─── GIVEN DATA

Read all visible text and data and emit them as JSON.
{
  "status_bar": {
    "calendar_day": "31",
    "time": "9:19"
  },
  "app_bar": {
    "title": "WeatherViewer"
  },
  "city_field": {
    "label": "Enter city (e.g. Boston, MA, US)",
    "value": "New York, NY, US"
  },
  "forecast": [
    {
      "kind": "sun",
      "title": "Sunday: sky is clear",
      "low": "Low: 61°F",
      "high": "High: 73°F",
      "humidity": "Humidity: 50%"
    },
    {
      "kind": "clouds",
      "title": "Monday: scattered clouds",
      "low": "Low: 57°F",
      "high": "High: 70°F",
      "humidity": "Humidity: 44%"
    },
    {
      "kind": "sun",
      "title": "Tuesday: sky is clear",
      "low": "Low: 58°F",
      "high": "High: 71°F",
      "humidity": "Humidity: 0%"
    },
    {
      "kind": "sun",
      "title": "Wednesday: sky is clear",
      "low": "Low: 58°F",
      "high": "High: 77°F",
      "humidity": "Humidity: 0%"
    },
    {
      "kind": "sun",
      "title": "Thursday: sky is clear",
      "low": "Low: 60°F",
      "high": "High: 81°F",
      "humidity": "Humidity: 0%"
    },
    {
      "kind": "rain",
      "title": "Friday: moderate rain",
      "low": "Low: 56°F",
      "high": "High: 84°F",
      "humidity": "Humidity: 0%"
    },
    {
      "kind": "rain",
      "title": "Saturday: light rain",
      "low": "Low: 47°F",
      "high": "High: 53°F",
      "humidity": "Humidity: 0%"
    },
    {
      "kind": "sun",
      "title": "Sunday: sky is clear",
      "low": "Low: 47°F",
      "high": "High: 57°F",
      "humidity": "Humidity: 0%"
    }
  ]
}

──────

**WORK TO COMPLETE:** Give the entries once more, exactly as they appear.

**EXERCISE RESPONSE:**
Read all visible text and data and emit them as JSON.
{
  "status_bar": {
    "calendar_day": "31",
    "time": "9:19"
  },
  "app_bar": {
    "title": "WeatherViewer"
  },
  "city_field": {
    "label": "Enter city (e.g. Boston, MA, US)",
    "value": "New York, NY, US"
  },
  "forecast": [
    {
      "kind": "sun",
      "title": "Sunday: sky is clear",
      "low": "Low: 61°F",
      "high": "High: 73°F",
      "humidity": "Humidity: 50%"
    },
    {
      "kind": "clouds",
      "title": "Monday: scattered clouds",
      "low": "Low: 57°F",
      "high": "High: 70°F",
      "humidity": "Humidity: 44%"
    },
    {
      "kind": "sun",
      "title": "Tuesday: sky is clear",
      "low": "Low: 58°F",
      "high": "High: 71°F",
      "humidity": "Humidity: 0%"
    },
    {
      "kind": "sun",
      "title": "Wednesday: sky is clear",
      "low": "Low: 58°F",
      "high": "High: 77°F",
      "humidity": "Humidity: 0%"
    },
    {
      "kind": "sun",
      "title": "Thursday: sky is clear",
      "low": "Low: 60°F",
      "high": "High: 81°F",
      "humidity": "Humidity: 0%"
    },
    {
      "kind": "rain",
      "title": "Friday: moderate rain",
      "low": "Low: 56°F",
      "high": "High: 84°F",
      "humidity": "Humidity: 0%"
    },
    {
      "kind": "rain",
      "title": "Saturday: light rain",
      "low": "Low: 47°F",
      "high": "High: 53°F",
      "humidity": "Humidity: 0%"
    },
    {
      "kind": "sun",
      "title": "Sunday: sky is clear",
      "low": "Low: 47°F",
      "high": "High: 57°F",
      "humidity": "Humidity: 0%"
    }
  ]
}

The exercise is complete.